During the 1970s, New York launched a lottery, which was profitable enough to entice residents from neighboring states to buy tickets. Other states soon followed, with twelve more establishing their own lotteries. By the end of the decade, the lottery was firmly entrenched in the Northeast. It helped raise money for public projects without increasing taxes, and it attracted large numbers of members of the Catholic faith, which are usually tolerant of gambling activities.
Lotteries are a big business
According to the North American Association of State and Provincial Lotteries, lottery sales reached $70 billion in 2014. But only a portion of this money actually made it to the states that run the games. In fact, only about $18 billion of that money reaches the states themselves, leaving them with only a quarter of their original sales. In addition, many states earmark lottery funds for specific uses, thereby limiting their potential for fraud. Nevertheless, officials often try to game the system.
Moreover, lottery companies promote themselves as purveyors of cheap fun. Their tickets are calorie-free and do not trade in graphic images of violence or sex. Their profits are credited to state and local government programs and social services. While critics claim that lotteries are regressive and reward compulsive gamblers, lottery enthusiasts argue that buying a ticket is an act of voluntary self-expression. Then, they note that state-run lotteries benefit a small portion of the population while causing problems for the rest.
Players tend to undercount their losses
According to a survey, approximately 17 percent of Singapore Pools players play more frequently than light players. Another thirteen percent play on average once a month or less. In South Carolina, players are more likely to be high school educated middle-aged men, a demographic group typically considered to be middle-class. Other significant demographic factors were not considered, such as the number of people in their household who played the lottery.

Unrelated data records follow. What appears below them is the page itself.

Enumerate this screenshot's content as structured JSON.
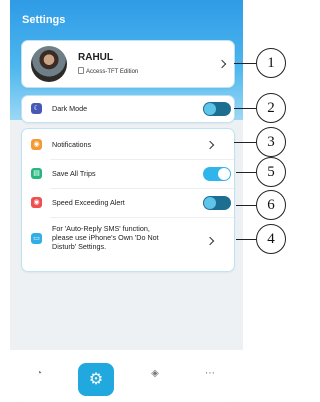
{
  "header": {
    "title": "Settings"
  },
  "profile": {
    "name": "RAHUL",
    "edition": "Access-TFT Edition"
  },
  "dark_mode": {
    "label": "Dark Mode",
    "state": "off"
  },
  "settings": {
    "notifications": {
      "label": "Notifications"
    },
    "save_trips": {
      "label": "Save All Trips",
      "state": "on"
    },
    "speed_alert": {
      "label": "Speed Exceeding Alert",
      "state": "off"
    },
    "auto_reply": {
      "line1": "For 'Auto-Reply SMS' function,",
      "line2": "please use iPhone's Own 'Do Not",
      "line3": "Disturb' Settings."
    }
  },
  "callouts": [
    "1",
    "2",
    "3",
    "4",
    "5",
    "6"
  ],
  "nav": {
    "items": [
      "speedometer-icon",
      "settings-icon",
      "navigation-icon",
      "more-icon"
    ]
  },
  "colors": {
    "accent": "#20a8df",
    "header_top": "#2f9be6",
    "toggle_on": "#2fb5ec",
    "notification_icon": "#f59a32",
    "trip_icon": "#26b77f",
    "speed_icon": "#ef4f4f",
    "message_icon": "#31aee6",
    "dark_icon": "#4759b5"
  }
}
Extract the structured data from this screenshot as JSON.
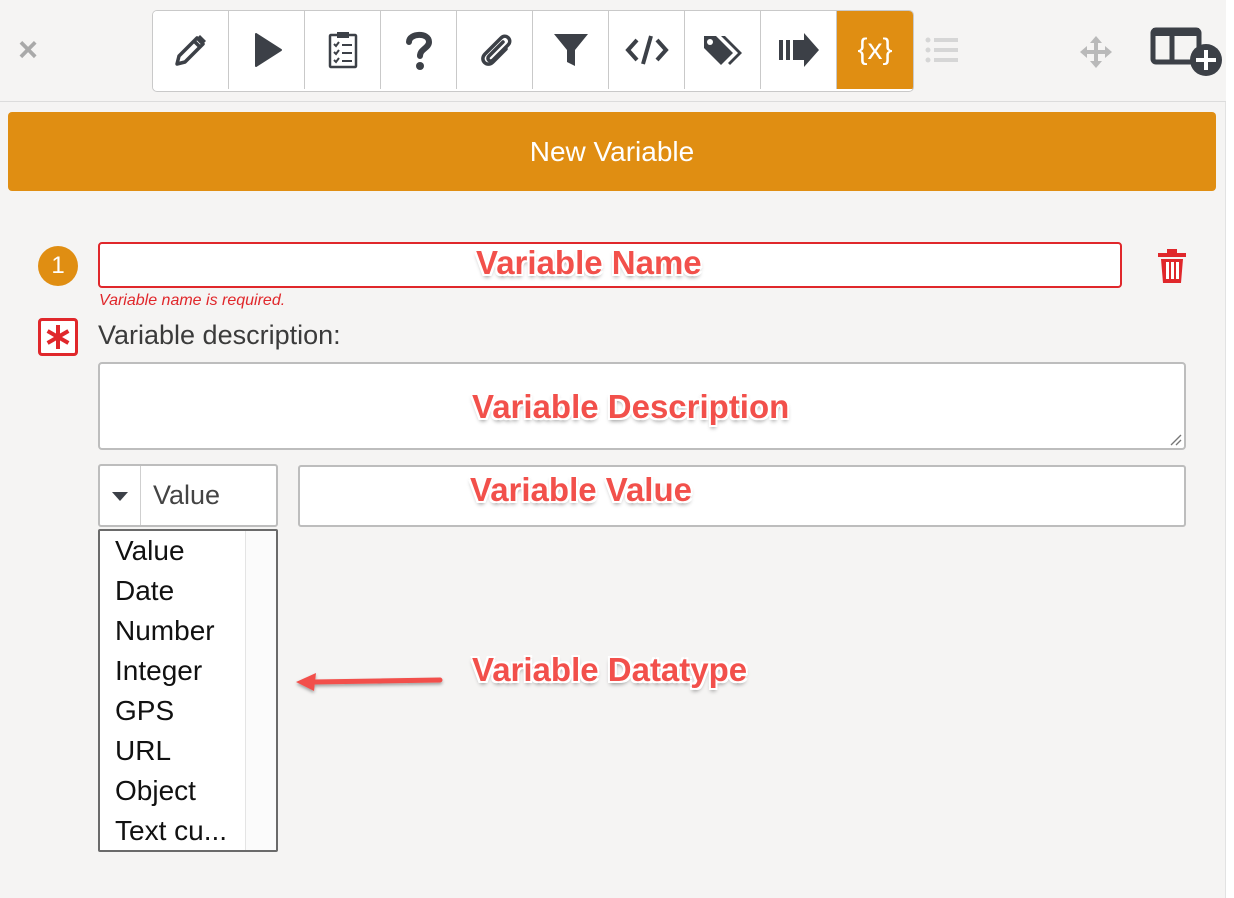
{
  "toolbar": {
    "tools": [
      "pencil-icon",
      "play-icon",
      "clipboard-icon",
      "question-icon",
      "paperclip-icon",
      "filter-icon",
      "code-icon",
      "tags-icon",
      "forward-icon",
      "variable-icon"
    ],
    "active_label": "{x}",
    "accent_color": "#e08e12"
  },
  "header": {
    "title": "New Variable"
  },
  "variable": {
    "step_number": "1",
    "name_value": "",
    "error": "Variable name is required.",
    "description_label": "Variable description:",
    "description_value": "",
    "datatype_selected": "Value",
    "value": ""
  },
  "datatype_options": [
    "Value",
    "Date",
    "Number",
    "Integer",
    "GPS",
    "URL",
    "Object",
    "Text cu..."
  ],
  "annotations": {
    "name": "Variable Name",
    "description": "Variable Description",
    "value": "Variable Value",
    "datatype": "Variable Datatype"
  },
  "colors": {
    "error": "#e0272b",
    "annotation": "#f2504b"
  }
}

Retailers are attracted to lottery sales
Lottery sales are a lucrative revenue source for retailing outlets that cater to the needs of lottery players. While most state lotteries are legally prohibited from using digital media for lottery sales, many agencies are taking advantage of it for content strategy, communication and information. It also attracts new players. Listed below are some tips and tricks for lottery retailers to maximize lottery sales. These strategies will help retailers make the most of lottery sales and retain current players.
Problems with jackpot fatigue
There are several reasons why players may feel fatigued by jackpots. The millennial generation plays less often than previous generations and competition from other forms of gambling is increasing. Some states even allow video slot machines to be placed in bars. Despite these factors, many people still want to play the lottery. It is not an easy task to keep a lottery alive, and players’ desire for larger jackpots drives aggressive advertising. But the lottery is different from other corporations. As a monopoly created by the General Assembly, the lottery has a fixed market of its own creation and a population of gambling addicts.
In New Jersey, the New Jersey Lottery is facing jackpot fatigue. Since lottery revenue is a critical part of state budgets, the state needs to create increasingly larger jackpots in order to keep its revenues thriving. For instance, people who were once impressed by a $100 million prize may shrug until they see a $300 million prize. As a result, fewer people play the lottery as soon as the jackpot grows to $300 million. This problem is so widespread that sales of the Mega Millions and Powerball multistate games have fallen 30 percent through March. Historically, those two games have been responsible for 15 percent of total lottery sales in New Jersey.